Work instruction: Find every line in the records that holds the string "icon". Copy each one.

=== Section Start ===

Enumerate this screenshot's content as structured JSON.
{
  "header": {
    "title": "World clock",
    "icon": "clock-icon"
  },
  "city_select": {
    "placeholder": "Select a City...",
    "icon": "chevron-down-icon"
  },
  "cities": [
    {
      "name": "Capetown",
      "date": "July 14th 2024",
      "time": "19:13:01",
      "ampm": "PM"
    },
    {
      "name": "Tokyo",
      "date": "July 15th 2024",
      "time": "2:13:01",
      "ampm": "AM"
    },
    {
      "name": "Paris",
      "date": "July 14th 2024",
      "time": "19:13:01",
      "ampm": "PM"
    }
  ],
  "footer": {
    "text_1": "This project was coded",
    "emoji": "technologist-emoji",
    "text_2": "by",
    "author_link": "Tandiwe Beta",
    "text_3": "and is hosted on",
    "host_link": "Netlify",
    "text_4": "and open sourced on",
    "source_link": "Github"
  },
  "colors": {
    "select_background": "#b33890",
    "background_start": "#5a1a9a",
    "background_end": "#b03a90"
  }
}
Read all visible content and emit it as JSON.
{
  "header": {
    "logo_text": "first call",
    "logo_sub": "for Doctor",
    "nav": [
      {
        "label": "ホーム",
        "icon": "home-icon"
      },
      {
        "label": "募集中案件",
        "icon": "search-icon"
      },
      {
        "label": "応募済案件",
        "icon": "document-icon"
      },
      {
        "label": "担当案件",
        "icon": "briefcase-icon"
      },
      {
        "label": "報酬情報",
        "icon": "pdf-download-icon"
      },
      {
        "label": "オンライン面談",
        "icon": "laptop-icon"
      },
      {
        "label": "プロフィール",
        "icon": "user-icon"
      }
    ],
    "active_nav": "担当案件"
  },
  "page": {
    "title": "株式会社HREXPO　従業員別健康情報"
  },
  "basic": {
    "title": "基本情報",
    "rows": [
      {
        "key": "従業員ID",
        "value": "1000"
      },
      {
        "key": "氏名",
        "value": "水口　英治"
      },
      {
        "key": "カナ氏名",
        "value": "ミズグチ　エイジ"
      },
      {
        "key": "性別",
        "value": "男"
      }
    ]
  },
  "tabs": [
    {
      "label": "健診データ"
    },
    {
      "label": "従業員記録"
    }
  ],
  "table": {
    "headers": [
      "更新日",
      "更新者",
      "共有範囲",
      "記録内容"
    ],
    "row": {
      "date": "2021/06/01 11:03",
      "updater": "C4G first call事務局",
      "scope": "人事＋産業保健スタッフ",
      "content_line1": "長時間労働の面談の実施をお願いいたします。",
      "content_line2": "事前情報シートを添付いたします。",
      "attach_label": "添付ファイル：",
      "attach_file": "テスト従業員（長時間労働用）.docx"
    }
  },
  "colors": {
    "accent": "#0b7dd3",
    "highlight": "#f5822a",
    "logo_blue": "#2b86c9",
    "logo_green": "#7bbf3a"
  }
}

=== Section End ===
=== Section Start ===

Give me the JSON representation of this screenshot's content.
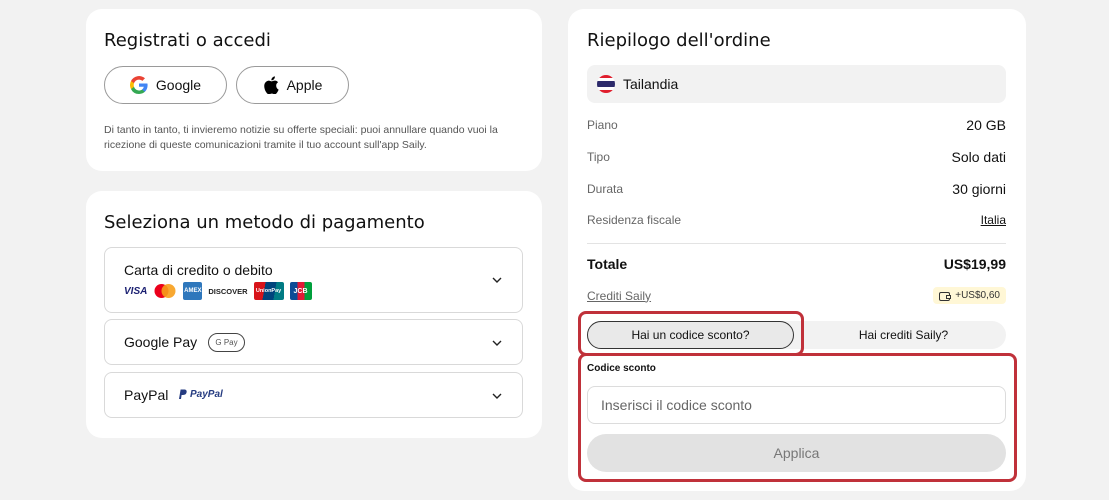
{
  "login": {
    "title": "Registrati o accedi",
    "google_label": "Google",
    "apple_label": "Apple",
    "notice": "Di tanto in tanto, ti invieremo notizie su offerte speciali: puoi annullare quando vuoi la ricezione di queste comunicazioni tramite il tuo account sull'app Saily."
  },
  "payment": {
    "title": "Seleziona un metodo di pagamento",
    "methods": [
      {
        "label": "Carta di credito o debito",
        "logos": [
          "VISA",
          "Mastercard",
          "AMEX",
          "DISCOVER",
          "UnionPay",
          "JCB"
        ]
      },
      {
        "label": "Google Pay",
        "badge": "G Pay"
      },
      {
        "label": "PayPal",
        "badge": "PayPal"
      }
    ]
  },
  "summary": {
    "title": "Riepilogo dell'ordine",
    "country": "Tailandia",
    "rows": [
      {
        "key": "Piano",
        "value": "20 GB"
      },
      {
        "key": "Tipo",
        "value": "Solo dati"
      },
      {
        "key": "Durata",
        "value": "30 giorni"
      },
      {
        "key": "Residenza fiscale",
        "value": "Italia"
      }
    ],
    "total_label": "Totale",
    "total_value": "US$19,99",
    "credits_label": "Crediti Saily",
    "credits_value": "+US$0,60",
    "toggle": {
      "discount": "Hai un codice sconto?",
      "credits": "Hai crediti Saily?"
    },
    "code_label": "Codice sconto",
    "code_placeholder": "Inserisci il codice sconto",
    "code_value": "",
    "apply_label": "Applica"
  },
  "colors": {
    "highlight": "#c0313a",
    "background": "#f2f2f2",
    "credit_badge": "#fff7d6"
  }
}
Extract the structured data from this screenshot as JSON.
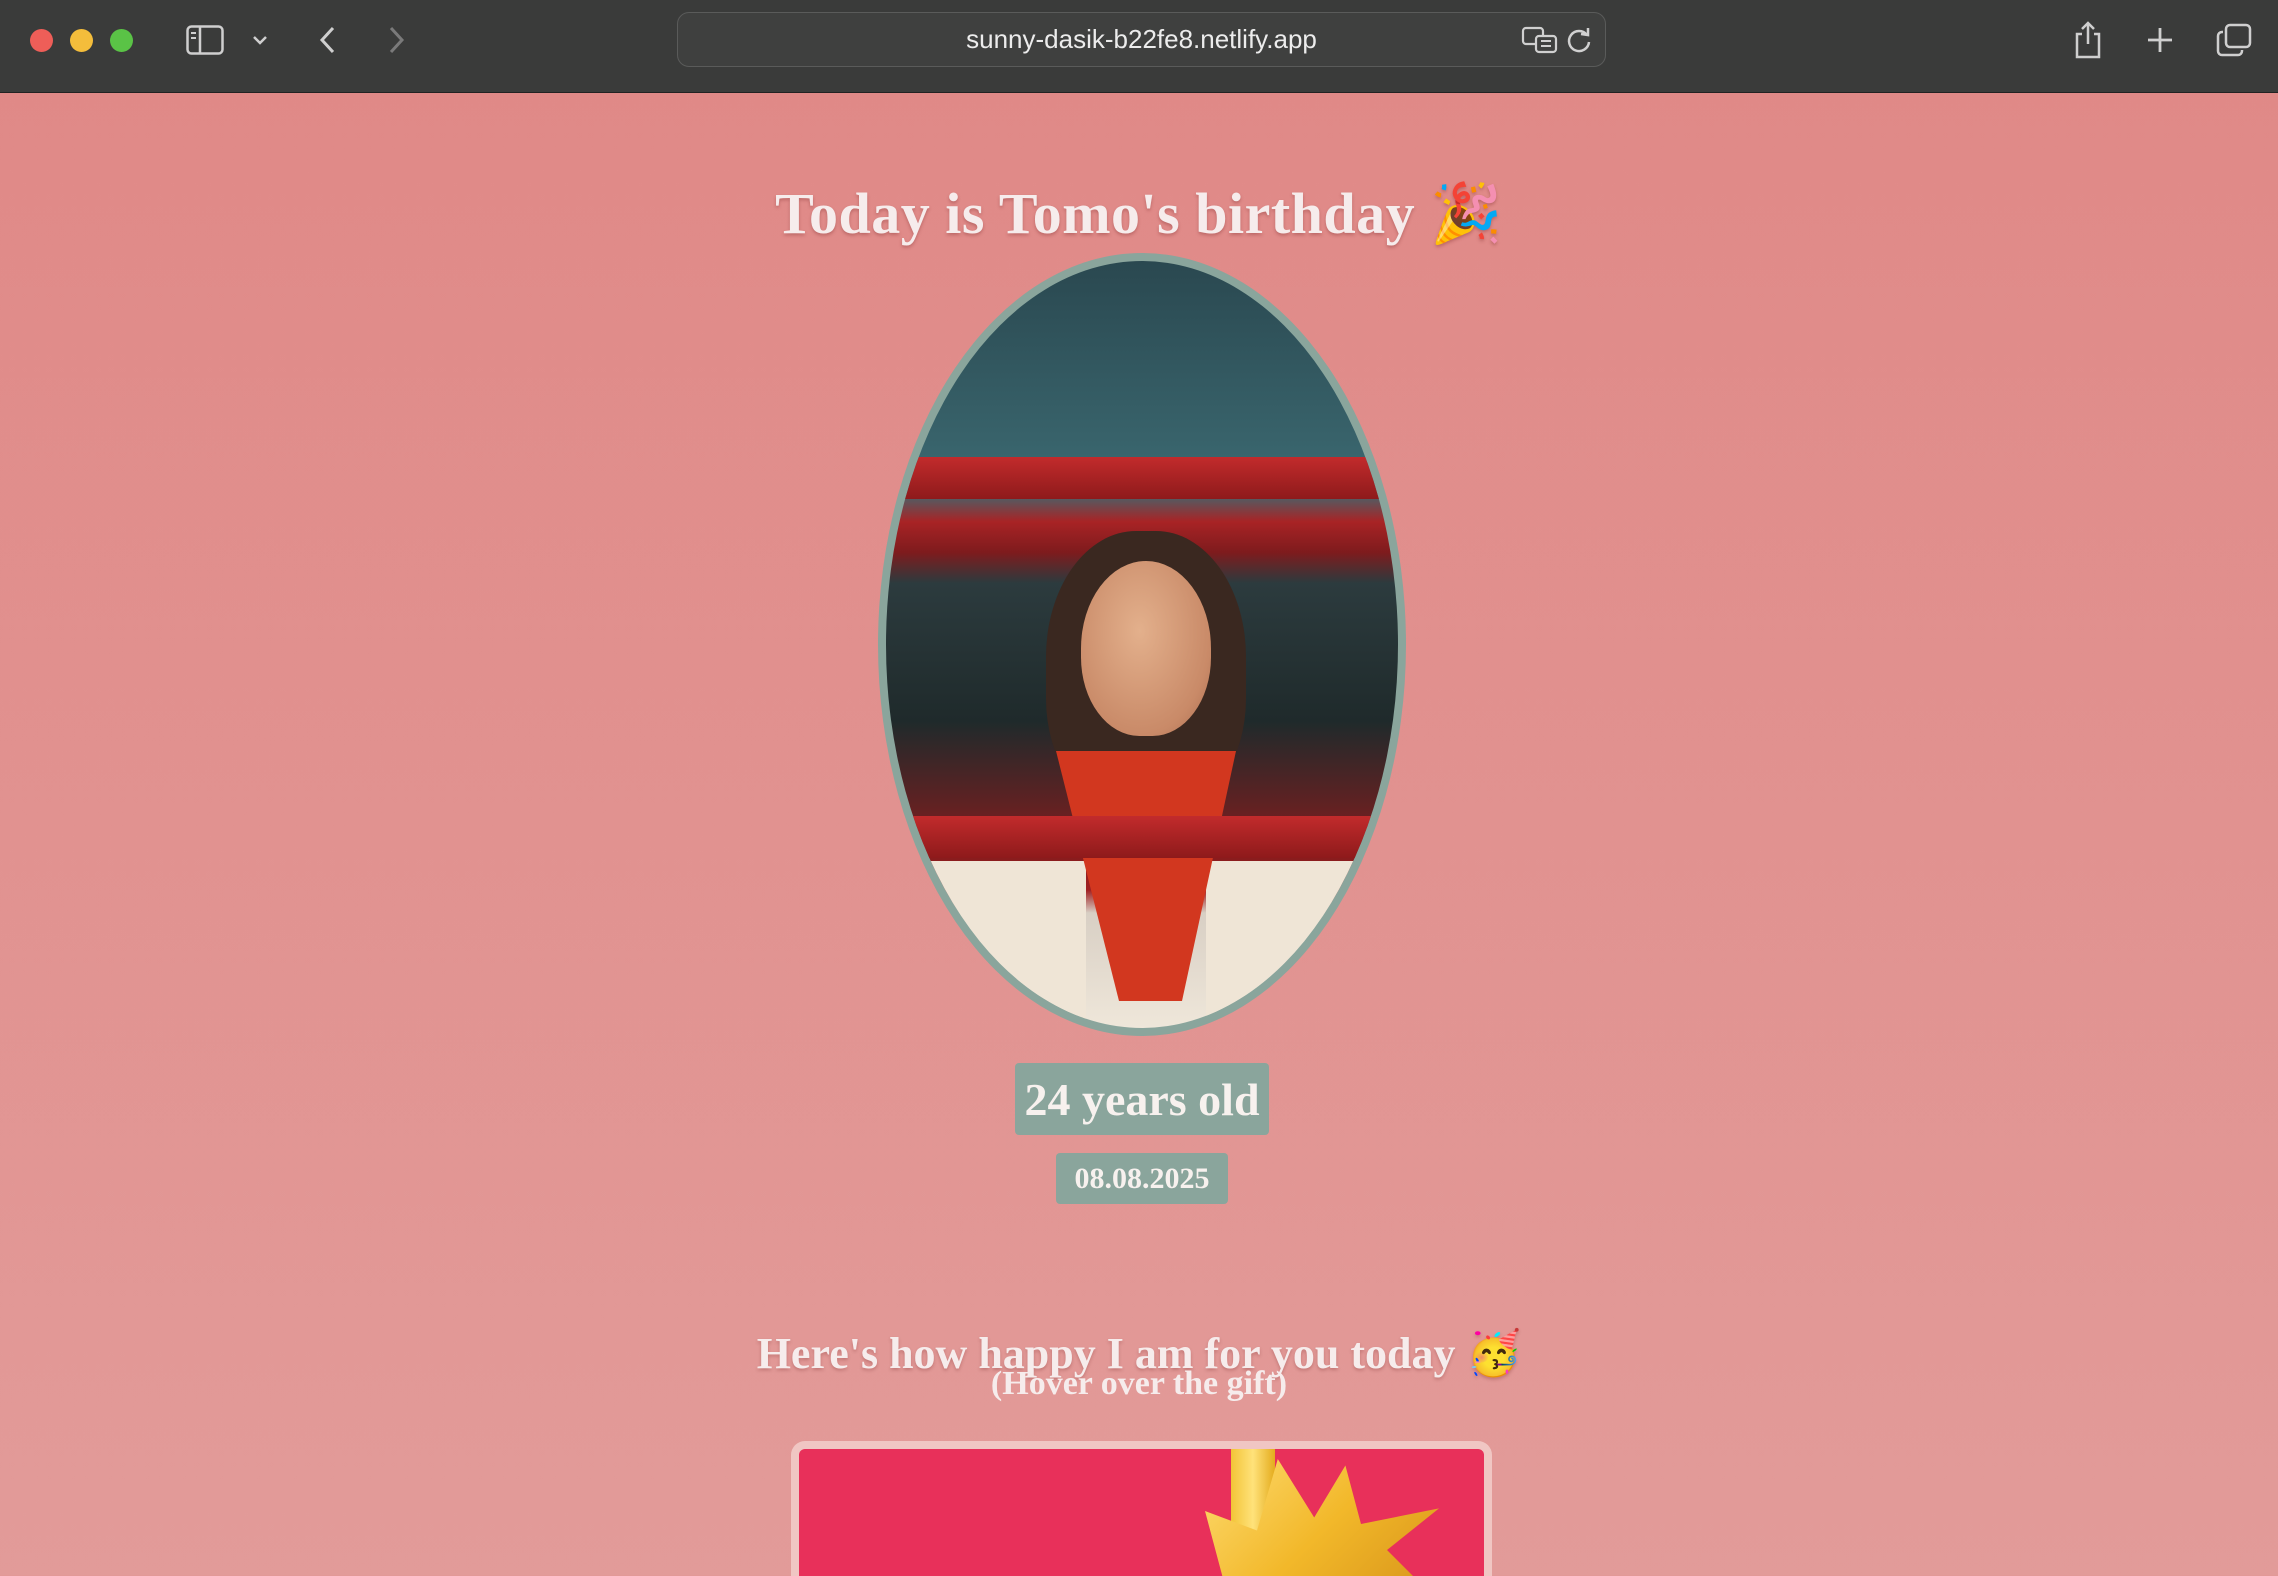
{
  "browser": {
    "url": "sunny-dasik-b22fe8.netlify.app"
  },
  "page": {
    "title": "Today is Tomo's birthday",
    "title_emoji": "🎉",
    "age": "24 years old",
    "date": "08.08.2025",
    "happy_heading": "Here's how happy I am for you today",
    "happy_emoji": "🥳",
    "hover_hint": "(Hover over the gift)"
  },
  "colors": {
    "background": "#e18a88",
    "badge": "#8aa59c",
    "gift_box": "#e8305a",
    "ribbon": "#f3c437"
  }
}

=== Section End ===

Task response:
    "icon": "clock-icon"
    "icon": "chevron-down-icon"
        "icon": "home-icon"
        "icon": "search-icon"
        "icon": "document-icon"
        "icon": "briefcase-icon"
        "icon": "pdf-download-icon"
        "icon": "laptop-icon"
        "icon": "user-icon"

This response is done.